Does that represent good value? Back in 2013 I wrote:

I am not an economist, but in this context [this may not be] the best possible thing we could do. But it is probably not the worst either.

And I still think the same.

==============================

[July 30th 2016: Weight this morning 74.1 kg: Anxiety: Very High]

Advertisements

2 Responses to “Hinkley Point C: What should we think?”

  1. countcharlie Says:

    Hi Michael
    I am no economist either but I will make a few comments on your article about the Hinkley C project. Your conclusion is that overall the project is neither the best thing nor the worst thing could do and therefore sort of Ok. This rather equivocal judgement is made on the basis that the ongoing cost (of £1.15 billion p.a. for 35 years) is probably worth the price because it frees the UK government is from any upfront investment or later costs due to failure or delays. I think this is a very naive view.

    This project aims to provide at least 7% of the nation’s power. As far as I am aware the UK government has no Plan B to meet this energy gap. This makes the Hinkley Point C scheme simply “too big to fail”. And if it falters or fails it will be for the UK government to salvage it regardless of contracts agreed at the beginning. The deals will be renegotiated when problems arise and the government / nation needs this power so it cannot just walk away or buy an alternative power station off the shelf.

    The situation strikes me as analogous to the Private Finance Initiative (PFI) used to build public sector infrastructure for the last few years. This was sold as a wonderful risk free way of financing new hospitals and schools by using the private sector. Certainly new infrastructure has been built (though often not what was wanted) but at enormous cost which will cripple the public sector for decades. The scheme was devised to avoid government borrowing (even though the costs of this are much lower that for the private sector) but still has to be paid for year in & year out. (It is estimated that the UK owes £222 billion to banks & businesses via the PFI. (The Independent 11 April 2015)

    By seeking to avoid public borrowing to finance Hinkley C the government has made a political and ideological choice which reduces it’s control (through lack of ownership), inflates the cost (even if kicked a few decades into the future) and does nothing to reduce the risks (because the government / nation really needs this energy so has no choice but to stick with it).

    Best Wishes
    Charlie

    PS
    It is also the case that the UK government has explicitly underwritten £2 billion of costs through the Treasury’s (infrastructure) Guarantee Scheme. This was announced by George Osbourne on a visit to China in September 2015 as an incentive to get the Chinese to invest in the project. EDF itself, in its own press release on the deal refers to “further amounts [being] potentially available in the longer-term.” So there is real chance that the UK government will increase the amount of the project it will explicitly underwrite.

  2. Hinkley C: An alternative response | Protons for Breakfast Blog Says:

    […] Making sense of science « Hinkley Point C: What should we think? […]

Leave a Reply

Fill in your details below or click an icon to log in:

WordPress.com Logo

You are commenting using your WordPress.com account.

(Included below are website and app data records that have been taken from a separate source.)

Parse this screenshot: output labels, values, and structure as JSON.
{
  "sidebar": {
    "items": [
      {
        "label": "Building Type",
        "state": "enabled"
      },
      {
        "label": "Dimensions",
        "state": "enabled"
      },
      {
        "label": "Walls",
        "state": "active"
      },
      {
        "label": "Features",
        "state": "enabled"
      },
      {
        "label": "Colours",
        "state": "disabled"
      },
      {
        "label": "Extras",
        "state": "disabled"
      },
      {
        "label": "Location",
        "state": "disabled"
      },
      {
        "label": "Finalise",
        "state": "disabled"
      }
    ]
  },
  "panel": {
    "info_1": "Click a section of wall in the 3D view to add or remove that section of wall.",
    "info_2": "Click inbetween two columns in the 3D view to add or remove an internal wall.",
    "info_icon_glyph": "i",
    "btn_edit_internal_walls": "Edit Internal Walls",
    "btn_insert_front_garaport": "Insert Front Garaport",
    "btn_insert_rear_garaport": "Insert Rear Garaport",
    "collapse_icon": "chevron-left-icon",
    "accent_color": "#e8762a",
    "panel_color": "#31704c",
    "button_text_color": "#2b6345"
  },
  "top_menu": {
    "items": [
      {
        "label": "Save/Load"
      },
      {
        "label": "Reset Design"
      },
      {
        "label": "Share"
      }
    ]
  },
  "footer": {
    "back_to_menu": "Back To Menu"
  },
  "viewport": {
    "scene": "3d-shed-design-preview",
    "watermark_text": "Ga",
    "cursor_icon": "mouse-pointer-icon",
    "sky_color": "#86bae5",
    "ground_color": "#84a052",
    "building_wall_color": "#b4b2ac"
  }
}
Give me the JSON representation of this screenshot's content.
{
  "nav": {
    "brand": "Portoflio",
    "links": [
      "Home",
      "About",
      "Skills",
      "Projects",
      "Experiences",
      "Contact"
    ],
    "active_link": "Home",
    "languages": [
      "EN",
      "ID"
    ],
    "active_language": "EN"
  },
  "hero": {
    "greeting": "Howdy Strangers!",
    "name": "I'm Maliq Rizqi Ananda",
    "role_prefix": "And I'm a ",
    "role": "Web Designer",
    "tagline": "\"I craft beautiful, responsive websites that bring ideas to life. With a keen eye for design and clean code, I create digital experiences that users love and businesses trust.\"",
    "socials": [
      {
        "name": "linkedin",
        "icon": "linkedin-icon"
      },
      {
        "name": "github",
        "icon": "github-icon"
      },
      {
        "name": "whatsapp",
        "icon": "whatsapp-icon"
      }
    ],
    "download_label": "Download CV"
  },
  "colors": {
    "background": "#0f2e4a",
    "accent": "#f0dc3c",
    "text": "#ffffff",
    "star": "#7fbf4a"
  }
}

Log Out / Change )

Twitter picture

You are commenting using your Twitter account. Log Out / Change )

Facebook photo

You are commenting using your Facebook account. Log Out / Change )

Google+ photo

You are commenting using your Google+ account. Log Out / Change )

Connecting to %s


%d bloggers like this: